According to the US Bureau of Labor Statistics, carpal tunnel syndrome (CTS) is one of the most widespread occupational diseases. It is a type of repetitive trauma disorder, which affects people who perform a great deal of work with their hands. Fortunately for workers, this occupational disease is covered under the workers’ compensation law of Illinois, meaning that they are eligible to receive benefits for treatment.
What is Carpal Tunnel Syndrome?
Carpal tunnel syndrome is a medical condition that affects the median nerve that extends from forearms to the palm. This nerve gets compressed and hinders its capability to effective control thumb and finger movement, and also affects certain sensations of the fingers and palm. People suffering from this disease experience the following symptoms:
- Diminished ability to grip
- Diminished strength in the hand
- Stiffness in the fingers when waking up from sleep

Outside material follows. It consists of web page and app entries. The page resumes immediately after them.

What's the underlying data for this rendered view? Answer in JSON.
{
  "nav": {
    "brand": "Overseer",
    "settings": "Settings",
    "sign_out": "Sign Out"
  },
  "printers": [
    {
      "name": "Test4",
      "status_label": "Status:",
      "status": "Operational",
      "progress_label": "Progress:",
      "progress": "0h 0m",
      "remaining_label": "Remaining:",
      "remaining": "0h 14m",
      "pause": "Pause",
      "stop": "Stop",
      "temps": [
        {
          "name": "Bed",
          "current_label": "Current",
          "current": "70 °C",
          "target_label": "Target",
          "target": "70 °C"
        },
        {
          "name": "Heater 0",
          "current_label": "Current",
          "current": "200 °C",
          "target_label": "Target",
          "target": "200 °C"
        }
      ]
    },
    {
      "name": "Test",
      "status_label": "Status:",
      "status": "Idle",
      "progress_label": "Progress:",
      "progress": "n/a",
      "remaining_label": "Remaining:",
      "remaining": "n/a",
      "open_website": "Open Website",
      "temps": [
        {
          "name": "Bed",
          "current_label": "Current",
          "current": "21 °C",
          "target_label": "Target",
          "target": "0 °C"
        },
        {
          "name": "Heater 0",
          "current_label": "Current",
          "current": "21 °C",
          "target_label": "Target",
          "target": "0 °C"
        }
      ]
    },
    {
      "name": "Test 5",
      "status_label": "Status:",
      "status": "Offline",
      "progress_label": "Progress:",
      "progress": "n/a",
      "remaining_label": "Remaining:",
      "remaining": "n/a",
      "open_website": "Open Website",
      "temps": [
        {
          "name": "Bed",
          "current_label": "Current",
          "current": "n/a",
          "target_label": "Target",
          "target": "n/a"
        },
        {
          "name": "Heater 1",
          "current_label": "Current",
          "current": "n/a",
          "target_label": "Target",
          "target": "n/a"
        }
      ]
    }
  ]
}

- Itching, numbness, burning, and/or tingling in the fingers and palms
- A sensation of swelling in the fingers, although they are not actually swollen
- In extreme cases, thumb muscles can waste away
This occupational disease generally develops over time, and can be a result of numerous factors, the most common being regular repetitive movements. It can happen from a single traumatic event as well.
Occupations with High Susceptibility of CTS
People who are engaged in work activities requiring repetitive hand movements are at a higher risk of carpal tunnel syndrome. It has been most commonly reported in employees of the following occupations:
- Assembly line
- Factory workers
- Mail service
- Office workers
More and more cases have been linked to people who work extensively with computers and their work involves typing on keyboards.
Making a Workers’ Compensation Claim for CTS in Illinois
Since CTS has an adverse impact on a worker’s ability to perform their daily duties and leads to the inability to work, it is covered under workers’ compensation benefits. When a worker reports this disease to their employer and seek medical treatment, they are required to inform the medical care provider that this condition is work-related in order for the facts to be documented in the medical records. Some workers may have certain intrinsic risk factors for CTS, such as diabetes, obesity, or smoking, but they may still qualify for workers’ compensation benefits as long as the primary causative factor for the condition is work-related.
Many insurance providers tend to deny claims pertaining to carpal tunnel syndrome, for which workers may have to seek legal counsel to ensure they are able to collect workers’ compensation benefits. Moreover, since CTS sets in gradually, most people are confused and unclear as to whether they may be eligible for workers’ compensation for this type of condition. This is another reason as to why you should consider talking to an experienced workers’ compensation attorney to evaluate your situation and learn about your legal options.
Contact the Law Offices of Robert T. Edens, P.C. at (847) 395-2200 or online today to schedule your initial consultation.